◆ TASK DESCRIPTION
Do any lines in the data below contain "true"? If so, copy every one of them.
BEGIN ENTRIES SHOWN
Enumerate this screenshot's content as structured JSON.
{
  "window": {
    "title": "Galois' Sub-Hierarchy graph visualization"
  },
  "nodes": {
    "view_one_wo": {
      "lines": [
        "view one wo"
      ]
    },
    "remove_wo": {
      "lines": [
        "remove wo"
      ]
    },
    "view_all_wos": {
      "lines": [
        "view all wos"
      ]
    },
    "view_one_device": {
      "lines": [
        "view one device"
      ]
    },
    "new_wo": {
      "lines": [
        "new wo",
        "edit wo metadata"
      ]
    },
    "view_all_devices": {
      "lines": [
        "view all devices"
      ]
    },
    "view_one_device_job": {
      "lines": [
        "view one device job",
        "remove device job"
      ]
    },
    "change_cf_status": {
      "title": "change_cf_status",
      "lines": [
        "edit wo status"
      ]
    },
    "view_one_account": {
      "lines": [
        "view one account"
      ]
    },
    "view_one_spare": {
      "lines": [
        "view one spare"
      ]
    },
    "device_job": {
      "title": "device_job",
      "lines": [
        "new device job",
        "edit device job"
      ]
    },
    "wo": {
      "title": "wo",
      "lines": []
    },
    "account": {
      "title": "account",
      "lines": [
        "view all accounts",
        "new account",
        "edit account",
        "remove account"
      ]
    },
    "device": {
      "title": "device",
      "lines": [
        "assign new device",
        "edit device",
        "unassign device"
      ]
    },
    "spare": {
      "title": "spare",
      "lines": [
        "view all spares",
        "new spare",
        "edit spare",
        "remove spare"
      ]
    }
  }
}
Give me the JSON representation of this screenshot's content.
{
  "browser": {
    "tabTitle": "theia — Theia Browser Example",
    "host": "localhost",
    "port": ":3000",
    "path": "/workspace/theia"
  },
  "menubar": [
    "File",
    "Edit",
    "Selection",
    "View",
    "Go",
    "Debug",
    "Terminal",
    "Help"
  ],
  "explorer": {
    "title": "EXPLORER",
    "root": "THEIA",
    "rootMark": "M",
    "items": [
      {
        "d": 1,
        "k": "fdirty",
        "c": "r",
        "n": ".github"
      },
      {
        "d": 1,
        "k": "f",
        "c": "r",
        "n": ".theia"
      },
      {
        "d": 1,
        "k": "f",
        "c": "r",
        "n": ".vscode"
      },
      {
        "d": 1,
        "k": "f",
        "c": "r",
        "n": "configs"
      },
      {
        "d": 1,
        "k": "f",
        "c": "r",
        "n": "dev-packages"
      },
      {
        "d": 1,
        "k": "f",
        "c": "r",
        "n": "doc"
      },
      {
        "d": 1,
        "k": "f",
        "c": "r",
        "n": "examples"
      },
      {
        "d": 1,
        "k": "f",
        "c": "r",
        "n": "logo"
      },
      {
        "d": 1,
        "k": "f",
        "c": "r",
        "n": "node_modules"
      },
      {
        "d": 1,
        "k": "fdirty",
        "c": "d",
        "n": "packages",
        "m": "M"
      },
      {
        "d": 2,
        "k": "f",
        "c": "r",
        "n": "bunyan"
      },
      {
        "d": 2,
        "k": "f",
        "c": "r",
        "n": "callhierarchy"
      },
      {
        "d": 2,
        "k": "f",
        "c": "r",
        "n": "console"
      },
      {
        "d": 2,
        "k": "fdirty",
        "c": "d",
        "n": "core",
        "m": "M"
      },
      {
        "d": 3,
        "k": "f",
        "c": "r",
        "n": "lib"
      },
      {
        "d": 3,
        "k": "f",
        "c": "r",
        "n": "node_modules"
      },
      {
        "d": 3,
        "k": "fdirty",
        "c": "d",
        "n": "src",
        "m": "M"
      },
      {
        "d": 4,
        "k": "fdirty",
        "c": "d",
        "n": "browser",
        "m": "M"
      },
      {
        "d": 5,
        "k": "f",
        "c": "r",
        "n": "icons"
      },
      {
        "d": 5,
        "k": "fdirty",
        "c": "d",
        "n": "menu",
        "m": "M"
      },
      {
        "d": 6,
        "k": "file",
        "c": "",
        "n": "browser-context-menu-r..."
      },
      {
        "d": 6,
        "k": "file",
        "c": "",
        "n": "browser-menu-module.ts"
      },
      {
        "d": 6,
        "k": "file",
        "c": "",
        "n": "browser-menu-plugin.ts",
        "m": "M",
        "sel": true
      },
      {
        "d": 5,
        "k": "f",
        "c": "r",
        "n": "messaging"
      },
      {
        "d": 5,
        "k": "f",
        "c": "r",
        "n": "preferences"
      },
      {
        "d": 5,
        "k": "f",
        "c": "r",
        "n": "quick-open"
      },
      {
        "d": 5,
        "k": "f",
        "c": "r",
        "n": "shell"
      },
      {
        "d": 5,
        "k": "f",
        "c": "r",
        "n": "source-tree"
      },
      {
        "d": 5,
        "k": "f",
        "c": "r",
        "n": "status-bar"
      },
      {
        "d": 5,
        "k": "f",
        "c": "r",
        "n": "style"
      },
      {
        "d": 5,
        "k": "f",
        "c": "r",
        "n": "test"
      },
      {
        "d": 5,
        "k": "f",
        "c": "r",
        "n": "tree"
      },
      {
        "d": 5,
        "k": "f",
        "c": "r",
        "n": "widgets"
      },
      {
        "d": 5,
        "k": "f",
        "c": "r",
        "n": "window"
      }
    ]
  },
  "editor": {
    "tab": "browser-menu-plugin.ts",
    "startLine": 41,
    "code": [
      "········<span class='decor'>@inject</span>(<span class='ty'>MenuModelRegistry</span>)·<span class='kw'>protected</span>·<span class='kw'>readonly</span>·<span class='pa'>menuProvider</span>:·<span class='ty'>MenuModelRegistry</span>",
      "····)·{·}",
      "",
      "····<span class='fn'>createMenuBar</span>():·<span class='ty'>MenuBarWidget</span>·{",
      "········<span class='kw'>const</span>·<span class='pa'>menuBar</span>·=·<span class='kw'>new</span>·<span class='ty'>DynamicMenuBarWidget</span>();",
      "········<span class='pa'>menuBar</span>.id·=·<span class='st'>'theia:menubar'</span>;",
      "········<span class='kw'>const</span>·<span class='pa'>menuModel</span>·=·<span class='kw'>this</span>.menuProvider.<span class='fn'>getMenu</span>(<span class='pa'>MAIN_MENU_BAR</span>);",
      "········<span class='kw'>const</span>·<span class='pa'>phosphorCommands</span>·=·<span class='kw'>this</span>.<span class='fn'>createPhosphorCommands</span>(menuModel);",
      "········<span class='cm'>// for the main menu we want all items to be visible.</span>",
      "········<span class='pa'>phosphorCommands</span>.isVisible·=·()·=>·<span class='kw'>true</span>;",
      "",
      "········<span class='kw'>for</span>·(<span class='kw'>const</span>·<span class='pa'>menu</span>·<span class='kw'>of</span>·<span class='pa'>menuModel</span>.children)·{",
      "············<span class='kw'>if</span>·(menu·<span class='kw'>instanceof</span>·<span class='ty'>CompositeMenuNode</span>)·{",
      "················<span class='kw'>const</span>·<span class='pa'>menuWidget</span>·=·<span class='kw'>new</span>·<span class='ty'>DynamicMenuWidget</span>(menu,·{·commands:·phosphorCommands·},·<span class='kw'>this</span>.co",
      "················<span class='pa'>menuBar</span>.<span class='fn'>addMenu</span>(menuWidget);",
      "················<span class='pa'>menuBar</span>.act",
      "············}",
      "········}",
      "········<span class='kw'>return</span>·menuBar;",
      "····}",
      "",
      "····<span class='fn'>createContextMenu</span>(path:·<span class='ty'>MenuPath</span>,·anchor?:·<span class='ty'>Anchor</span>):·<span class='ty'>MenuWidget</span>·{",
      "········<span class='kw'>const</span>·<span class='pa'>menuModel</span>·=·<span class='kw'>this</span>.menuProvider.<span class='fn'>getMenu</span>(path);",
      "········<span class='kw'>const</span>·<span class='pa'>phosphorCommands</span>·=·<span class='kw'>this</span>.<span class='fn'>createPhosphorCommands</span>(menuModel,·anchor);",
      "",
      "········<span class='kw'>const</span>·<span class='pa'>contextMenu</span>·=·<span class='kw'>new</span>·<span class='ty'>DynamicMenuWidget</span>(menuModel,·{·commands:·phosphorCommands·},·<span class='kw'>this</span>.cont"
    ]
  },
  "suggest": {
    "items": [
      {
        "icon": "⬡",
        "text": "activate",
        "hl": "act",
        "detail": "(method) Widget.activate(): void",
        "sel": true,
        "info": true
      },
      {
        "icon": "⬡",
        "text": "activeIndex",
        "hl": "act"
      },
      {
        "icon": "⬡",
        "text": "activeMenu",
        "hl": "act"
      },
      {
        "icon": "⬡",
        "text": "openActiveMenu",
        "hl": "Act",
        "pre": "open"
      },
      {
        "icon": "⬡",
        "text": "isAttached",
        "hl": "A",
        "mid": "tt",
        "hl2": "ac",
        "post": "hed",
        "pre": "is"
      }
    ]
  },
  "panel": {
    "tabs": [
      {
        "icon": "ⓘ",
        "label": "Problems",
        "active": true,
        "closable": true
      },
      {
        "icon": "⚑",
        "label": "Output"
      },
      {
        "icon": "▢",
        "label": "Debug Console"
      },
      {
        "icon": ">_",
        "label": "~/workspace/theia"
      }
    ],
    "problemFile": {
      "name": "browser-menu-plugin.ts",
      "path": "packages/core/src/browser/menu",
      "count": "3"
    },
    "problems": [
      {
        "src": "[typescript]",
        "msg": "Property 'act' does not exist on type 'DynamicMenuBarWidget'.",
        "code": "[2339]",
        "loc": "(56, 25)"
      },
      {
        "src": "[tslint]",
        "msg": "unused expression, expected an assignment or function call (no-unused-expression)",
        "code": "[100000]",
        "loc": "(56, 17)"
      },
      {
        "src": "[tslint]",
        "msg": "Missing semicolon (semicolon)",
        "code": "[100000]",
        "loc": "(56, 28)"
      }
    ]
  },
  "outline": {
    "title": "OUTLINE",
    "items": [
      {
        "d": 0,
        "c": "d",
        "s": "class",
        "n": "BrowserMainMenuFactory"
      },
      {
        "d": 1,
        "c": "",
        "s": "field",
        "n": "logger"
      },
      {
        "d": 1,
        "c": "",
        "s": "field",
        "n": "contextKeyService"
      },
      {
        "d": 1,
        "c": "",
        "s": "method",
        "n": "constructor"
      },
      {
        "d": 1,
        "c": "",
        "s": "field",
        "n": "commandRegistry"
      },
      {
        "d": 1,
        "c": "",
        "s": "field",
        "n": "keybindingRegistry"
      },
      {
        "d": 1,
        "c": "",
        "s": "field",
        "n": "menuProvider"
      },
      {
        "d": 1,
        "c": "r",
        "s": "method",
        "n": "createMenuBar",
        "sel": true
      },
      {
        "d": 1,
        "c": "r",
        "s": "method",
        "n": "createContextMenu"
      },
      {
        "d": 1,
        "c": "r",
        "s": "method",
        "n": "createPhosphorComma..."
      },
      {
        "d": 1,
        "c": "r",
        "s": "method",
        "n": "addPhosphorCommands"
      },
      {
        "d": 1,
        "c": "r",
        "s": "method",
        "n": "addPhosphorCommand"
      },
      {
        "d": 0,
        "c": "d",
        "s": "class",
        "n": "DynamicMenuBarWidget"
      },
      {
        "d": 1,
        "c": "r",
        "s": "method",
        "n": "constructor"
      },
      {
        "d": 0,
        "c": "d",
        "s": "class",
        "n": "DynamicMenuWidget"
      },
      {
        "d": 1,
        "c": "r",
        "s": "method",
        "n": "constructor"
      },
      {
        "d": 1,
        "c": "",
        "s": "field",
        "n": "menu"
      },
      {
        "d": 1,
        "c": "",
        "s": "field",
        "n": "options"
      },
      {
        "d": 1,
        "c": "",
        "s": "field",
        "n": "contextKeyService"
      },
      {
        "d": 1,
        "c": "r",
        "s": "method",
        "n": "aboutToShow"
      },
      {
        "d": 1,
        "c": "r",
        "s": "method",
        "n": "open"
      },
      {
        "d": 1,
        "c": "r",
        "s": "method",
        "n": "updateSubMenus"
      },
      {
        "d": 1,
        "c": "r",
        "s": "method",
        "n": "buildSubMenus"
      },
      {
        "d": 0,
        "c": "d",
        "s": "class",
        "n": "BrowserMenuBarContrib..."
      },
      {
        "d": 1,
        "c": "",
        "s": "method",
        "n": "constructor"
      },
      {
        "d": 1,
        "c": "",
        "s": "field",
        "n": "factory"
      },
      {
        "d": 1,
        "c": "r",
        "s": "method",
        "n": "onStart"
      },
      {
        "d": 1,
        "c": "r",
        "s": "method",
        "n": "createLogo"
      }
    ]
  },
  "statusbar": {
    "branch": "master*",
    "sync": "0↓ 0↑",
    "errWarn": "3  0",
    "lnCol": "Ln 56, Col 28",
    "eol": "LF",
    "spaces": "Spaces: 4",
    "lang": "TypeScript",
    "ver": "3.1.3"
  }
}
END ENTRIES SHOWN
◆ ANSWER SECTION
        "sel": true
      "········<span class='pa'>phosphorCommands</span>.isVisible·=·()·=>·<span class='kw'>true</span>;",
        "sel": true,
        "info": true
        "active": true,
        "closable": true
        "sel": true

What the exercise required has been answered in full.